No, it is generally illegal to force a woman to have an abortion against her will. Women have the right to make decisions about their own bodies and reproductive health.

Laws regarding abortion in cases of rape or incest also vary by jurisdiction. In some places, exceptions may be made to allow women to access abortion services in these circumstances.

In many countries, it is illegal to discriminate against an employee based on their reproductive choices, including having an abortion. However, specific laws may vary, so it is important to consult local labor laws.

The laws regarding parental consent for minors seeking abortion vary by jurisdiction. In some places, minors may be able to obtain an abortion without parental consent through a judicial bypass process.

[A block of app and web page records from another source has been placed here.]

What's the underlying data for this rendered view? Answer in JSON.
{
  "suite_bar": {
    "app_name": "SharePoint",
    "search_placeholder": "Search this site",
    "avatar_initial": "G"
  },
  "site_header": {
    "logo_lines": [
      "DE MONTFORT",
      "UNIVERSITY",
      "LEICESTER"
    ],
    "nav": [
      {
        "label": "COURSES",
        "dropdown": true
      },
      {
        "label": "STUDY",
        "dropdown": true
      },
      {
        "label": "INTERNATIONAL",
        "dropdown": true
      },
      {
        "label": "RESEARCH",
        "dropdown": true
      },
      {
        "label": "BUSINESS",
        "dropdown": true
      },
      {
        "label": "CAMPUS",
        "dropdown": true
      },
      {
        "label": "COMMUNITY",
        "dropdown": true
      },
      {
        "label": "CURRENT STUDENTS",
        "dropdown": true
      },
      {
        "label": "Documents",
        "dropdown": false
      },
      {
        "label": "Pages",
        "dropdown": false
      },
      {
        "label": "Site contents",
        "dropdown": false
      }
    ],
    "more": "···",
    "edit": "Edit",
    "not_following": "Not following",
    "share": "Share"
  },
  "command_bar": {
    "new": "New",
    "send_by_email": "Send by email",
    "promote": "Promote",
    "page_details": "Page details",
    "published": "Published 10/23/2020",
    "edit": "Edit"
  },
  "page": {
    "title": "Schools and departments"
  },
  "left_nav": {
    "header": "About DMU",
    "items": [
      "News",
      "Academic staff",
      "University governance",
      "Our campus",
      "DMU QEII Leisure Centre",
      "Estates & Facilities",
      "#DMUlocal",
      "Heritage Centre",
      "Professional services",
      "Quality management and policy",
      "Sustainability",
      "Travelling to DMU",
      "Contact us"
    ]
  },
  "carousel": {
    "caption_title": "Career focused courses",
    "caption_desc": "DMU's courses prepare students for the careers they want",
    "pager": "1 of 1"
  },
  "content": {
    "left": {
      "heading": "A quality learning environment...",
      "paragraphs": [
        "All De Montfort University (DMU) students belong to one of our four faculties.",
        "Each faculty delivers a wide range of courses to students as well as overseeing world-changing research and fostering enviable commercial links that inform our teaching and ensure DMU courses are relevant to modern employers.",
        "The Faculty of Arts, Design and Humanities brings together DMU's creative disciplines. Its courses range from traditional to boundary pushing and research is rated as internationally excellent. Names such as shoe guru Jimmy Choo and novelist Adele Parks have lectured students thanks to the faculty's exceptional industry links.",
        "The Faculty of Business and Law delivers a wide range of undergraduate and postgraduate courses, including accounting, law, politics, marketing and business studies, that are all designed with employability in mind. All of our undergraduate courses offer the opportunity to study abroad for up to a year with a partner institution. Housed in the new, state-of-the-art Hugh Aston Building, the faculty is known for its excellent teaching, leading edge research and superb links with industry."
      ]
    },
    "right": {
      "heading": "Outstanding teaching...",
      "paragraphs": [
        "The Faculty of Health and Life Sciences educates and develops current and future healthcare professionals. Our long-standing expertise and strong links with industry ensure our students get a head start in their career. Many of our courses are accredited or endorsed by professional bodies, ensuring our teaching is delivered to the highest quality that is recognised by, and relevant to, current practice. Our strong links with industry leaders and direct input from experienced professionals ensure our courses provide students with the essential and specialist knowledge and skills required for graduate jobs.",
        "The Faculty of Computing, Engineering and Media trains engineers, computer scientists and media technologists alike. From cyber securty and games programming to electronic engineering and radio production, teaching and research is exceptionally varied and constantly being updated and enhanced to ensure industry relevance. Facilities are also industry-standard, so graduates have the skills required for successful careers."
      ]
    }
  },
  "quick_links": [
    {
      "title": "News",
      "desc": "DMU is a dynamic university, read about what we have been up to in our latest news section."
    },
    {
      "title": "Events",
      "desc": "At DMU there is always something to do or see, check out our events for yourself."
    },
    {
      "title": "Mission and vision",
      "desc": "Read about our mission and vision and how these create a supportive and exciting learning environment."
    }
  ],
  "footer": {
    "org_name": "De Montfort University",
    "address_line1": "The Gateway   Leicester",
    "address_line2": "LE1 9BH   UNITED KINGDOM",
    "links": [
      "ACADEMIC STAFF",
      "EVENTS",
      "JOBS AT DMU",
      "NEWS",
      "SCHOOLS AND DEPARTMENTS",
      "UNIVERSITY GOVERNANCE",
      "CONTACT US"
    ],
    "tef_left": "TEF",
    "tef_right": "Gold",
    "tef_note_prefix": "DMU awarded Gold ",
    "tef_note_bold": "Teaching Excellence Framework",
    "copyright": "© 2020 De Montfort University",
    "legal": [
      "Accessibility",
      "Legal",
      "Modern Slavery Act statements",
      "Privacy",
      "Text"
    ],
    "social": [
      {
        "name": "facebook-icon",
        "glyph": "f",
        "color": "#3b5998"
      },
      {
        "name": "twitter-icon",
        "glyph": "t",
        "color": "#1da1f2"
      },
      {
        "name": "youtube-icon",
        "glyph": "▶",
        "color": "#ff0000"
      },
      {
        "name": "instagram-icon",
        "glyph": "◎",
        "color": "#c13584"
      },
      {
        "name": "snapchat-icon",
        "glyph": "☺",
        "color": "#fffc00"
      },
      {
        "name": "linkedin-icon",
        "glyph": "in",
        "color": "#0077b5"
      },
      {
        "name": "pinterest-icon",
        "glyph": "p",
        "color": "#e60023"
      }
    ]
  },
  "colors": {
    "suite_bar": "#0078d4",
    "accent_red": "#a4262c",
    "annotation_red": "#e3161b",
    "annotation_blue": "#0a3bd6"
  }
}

In many countries, abortion is legal and women cannot be prosecuted for having one. However, in some places where abortion is illegal, women may face legal consequences if they undergo the procedure.

In some jurisdictions, healthcare providers may have the right to refuse to perform abortions based on their religious or moral beliefs. However, laws may require them to refer the patient to another provider who can fulfill their request.

In most countries, it is illegal to deny healthcare services to a woman solely based on her past abortion history. Healthcare providers are generally required to provide non-discriminatory care.

Yes, women may choose to travel to another country where abortion is legal to access the procedure. This is commonly referred to as “abortion tourism.” However, it is important to research and understand the laws and regulations of the destination country before making such arrangements.

Related Phrases

This site contains general legal information but does not constitute professional legal advice for your particular situation. Persuing this glossary does not create an attorney-client or legal adviser relationship. If you have specific questions, please consult a qualified attorney licensed in your jurisdiction.

This glossary post was last updated: 11th June 2024.

Cite Term

To help you cite our definitions in your bibliography, here is the proper citation layout for the three major formatting styles, with all of the relevant information filled in.

  • Page URL:
  • Modern Language Association (MLA):Abortive Child. DLS Solicitors. June 20 2024
  • Chicago Manual of Style (CMS):Abortive Child. DLS Solicitors. (accessed: June 20 2024).
  • American Psychological Association (APA):Abortive Child. Retrieved June 20 2024, from website:
Avatar of DLS Solicitors
DLS Solicitors : Family Law Solicitors

Our team of professionals are based in Alderley Edge, Cheshire. We offer clear, specialist legal advice in all matters relating to Family Law, Wills, Trusts, Probate, Lasting Power of Attorney and Court of Protection.

All author posts